**Activity**
Scan the listing below for the word "User", then copy each line that has it.
Excerpted records START
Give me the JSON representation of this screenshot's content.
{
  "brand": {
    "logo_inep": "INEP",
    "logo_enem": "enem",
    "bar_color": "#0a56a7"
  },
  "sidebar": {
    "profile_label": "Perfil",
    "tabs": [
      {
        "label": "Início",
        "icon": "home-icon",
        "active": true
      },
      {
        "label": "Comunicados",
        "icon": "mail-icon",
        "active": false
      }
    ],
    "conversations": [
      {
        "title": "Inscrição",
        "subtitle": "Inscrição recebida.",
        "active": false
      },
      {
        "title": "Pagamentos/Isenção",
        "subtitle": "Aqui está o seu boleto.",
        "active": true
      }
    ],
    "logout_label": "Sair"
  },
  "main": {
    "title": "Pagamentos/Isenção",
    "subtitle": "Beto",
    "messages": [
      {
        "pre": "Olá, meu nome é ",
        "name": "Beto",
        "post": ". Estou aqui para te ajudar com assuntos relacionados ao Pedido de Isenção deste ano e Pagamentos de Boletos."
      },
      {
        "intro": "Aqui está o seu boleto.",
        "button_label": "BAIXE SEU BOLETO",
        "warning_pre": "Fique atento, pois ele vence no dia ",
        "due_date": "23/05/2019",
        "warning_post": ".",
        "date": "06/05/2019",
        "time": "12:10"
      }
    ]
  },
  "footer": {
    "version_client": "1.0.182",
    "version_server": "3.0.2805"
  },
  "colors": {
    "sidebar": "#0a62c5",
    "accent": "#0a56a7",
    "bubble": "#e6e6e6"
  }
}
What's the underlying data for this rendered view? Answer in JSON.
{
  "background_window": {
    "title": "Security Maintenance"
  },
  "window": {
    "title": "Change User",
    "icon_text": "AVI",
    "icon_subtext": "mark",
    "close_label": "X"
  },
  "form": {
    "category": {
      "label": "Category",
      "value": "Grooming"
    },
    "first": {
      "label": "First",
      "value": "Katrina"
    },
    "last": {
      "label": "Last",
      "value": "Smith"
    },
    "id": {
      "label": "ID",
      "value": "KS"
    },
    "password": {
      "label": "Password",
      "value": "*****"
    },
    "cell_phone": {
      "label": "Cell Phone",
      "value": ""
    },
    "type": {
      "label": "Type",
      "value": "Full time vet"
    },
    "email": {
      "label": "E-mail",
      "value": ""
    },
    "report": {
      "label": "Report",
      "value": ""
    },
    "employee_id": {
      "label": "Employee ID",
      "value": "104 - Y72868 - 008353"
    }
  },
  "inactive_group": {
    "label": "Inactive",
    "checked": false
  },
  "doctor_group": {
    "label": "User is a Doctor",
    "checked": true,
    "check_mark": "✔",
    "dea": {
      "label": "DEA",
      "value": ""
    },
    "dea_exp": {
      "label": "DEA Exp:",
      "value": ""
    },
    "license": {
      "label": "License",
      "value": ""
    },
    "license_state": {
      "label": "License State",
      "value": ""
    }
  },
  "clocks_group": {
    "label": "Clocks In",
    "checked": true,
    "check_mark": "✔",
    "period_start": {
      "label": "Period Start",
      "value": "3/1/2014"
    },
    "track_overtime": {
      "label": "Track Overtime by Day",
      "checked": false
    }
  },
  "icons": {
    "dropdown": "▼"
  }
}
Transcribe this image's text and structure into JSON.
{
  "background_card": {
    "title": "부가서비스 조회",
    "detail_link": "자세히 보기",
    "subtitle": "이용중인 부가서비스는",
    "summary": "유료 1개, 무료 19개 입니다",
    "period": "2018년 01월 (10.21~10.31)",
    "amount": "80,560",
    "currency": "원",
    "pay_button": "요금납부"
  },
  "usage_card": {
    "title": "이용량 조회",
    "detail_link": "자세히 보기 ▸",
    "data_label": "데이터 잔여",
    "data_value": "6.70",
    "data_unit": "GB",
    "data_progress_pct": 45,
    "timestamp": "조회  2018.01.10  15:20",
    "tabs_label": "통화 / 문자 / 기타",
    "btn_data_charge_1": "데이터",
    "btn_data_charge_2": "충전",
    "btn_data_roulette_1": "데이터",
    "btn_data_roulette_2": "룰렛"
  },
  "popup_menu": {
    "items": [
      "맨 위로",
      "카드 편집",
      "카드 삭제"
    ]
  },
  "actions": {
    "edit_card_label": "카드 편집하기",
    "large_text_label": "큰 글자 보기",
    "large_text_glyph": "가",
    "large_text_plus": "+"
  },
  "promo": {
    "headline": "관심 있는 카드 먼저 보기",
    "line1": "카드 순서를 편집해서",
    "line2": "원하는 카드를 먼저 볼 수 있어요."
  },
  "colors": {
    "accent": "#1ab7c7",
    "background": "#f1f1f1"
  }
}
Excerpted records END
**Expected answer**
    "title": "Change User",
    "label": "User is a Doctor",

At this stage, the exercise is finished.